• Get the Training – Find an avalanche course provider at avalanche.org, and get trained up in avalanche safety. Start your training online by watching the Know Before You Go safety video at www.kbyg.org.

To learn more about avalanches and safety please visit ESAC or avalanche.org.
Professional Sierra Landscape Photographer

I don't give out specific route information, my belief is that it takes away from the whole adventure spirit of a trip, if you need every inch planned out, you'll have to get that from someone else.

Have a safer backcountry experience by using the HST ReConn Form 2.0, named after Larry Conn, a HST member: http://reconn.org

User avatar
SSSdave
Topix Addict
Posts: 3085
Joined: Thu Nov 17, 2005 11:18 pm
Experience: N/A
Location: Silicon Valley
Contact:

Re: Recent Avalanche Activty 1/31

Post by SSSdave » Fri Feb 12, 2021 11:28 am

SNOOOOW wrote:
Mon Feb 08, 2021 9:26 am
SSSdave wrote:
Sun Feb 07, 2021 3:07 pm
The issue isn't necessarily going out into the backcountry to ski but rather doing so in avalanche prone areas. Avalanches generally occur on 60%+ gradient slopes and fair numbers will incorrectly think if they just ease off to 40% and 50% gradients they should be safe. Instead they ought seek 20% to 30% grade slopes, however many have not learned how to ski powder in those areas.


Do you mean avalanches are less likely to occur at slope angles of 60 degrees and above? Anything above 60 degree slope angle and the snow generally sluffs off more frequently which makes larger avalanches less likely to happen. Most avalanches occur between a slope angle of 30 degrees - 45 degrees. I think the problem is people venturing into the winter backcountry without any avalanche basics or training...


Pretty funny since so many mountain enthusiasts make that same mistake I've been correcting for years. You mixed up percent grade and degree angles. I use percent grade because that is the way experts discuss slopes gradients whether skiers or highway engineers.

User avatar
Wandering Daisy
Topix Docent
Posts: 5273
Joined: Sun Jan 24, 2010 8:19 pm
Experience: N/A
Location: Fair Oaks CA (Sacramento area)
Contact:

Re: Recent Avalanche Activty 1/31

Post by Wandering Daisy » Mon Feb 15, 2021 3:25 pm

https://avalanche.org/avalanche-accidents/

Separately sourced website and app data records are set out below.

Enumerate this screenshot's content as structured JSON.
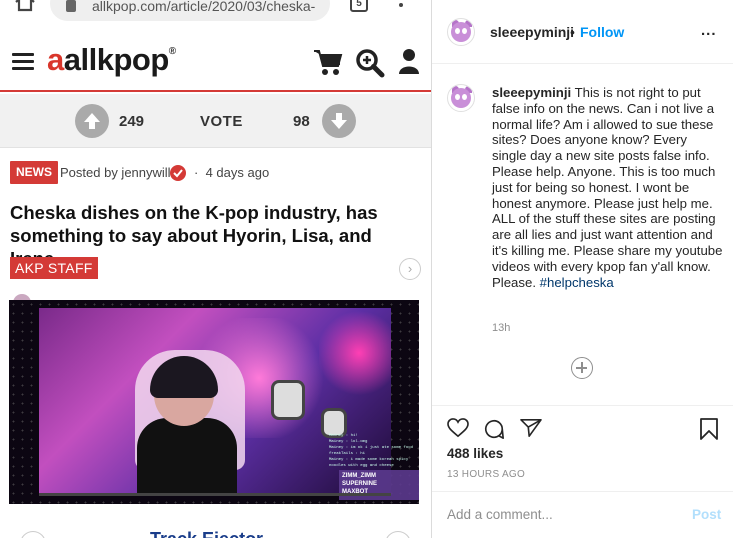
{
  "browser": {
    "url": "allkpop.com/article/2020/03/cheska-",
    "tab_count": "5",
    "icons": [
      "home-icon",
      "lock-icon",
      "tabs-icon",
      "more-vert-icon"
    ]
  },
  "site": {
    "logo_mark": "a",
    "logo_text": "allkpop",
    "logo_reg": "®",
    "icons": [
      "menu-icon",
      "cart-icon",
      "search-plus-icon",
      "user-icon"
    ]
  },
  "vote": {
    "up_count": "249",
    "label": "VOTE",
    "down_count": "98"
  },
  "article": {
    "category": "NEWS",
    "posted_by": "Posted by jennywill",
    "separator": "·",
    "time_ago": "4 days ago",
    "headline": "Cheska dishes on the K-pop industry, has something to say about Hyorin, Lisa, and Irene",
    "staff_badge": "AKP STAFF",
    "next_chevron": "›",
    "video": {
      "chat_lines": [
        "Mainey : hi!",
        "Mainey : lol.omg",
        "Mainey : im ok i just ate some food",
        "freakTails : hi",
        "Mainey : i made some korean spicy noodles with egg and cheese"
      ],
      "overlay_line1": "ZIMM_ZIMM",
      "overlay_line2": "SUPERNINE",
      "overlay_line3": "MAXBOT"
    },
    "next_title": "Track Ejector"
  },
  "instagram": {
    "username": "sleeepyminji",
    "dot": "•",
    "follow_label": "Follow",
    "more": "...",
    "caption_user": "sleeepyminji",
    "caption_text": "This is not right to put false info on the news. Can i not live a normal life? Am i allowed to sue these sites? Does anyone know? Every single day a new site posts false info. Please help. Anyone. This is too much just for being so honest. I wont be honest anymore. Please just help me. ALL of the stuff these sites are posting are all lies and just want attention and it's killing me. Please share my youtube videos with every kpop fan y'all know. Please.",
    "caption_hashtag": "#helpcheska",
    "caption_time": "13h",
    "likes": "488 likes",
    "post_date": "13 HOURS AGO",
    "comment_placeholder": "Add a comment...",
    "post_label": "Post",
    "colors": {
      "follow": "#0095f6",
      "post_disabled": "#b2dffc",
      "hashtag": "#00376b"
    }
  },
  "colors": {
    "brand_red": "#d43a36",
    "headline_blue": "#1a3d8a"
  }
}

Interesting statistics; gives a better perspective on this years season. I was surprised at the number of snowmobilers killed in avalanches.

Post Reply

Who is online

Users browsing this forum: No registered users and 10 guests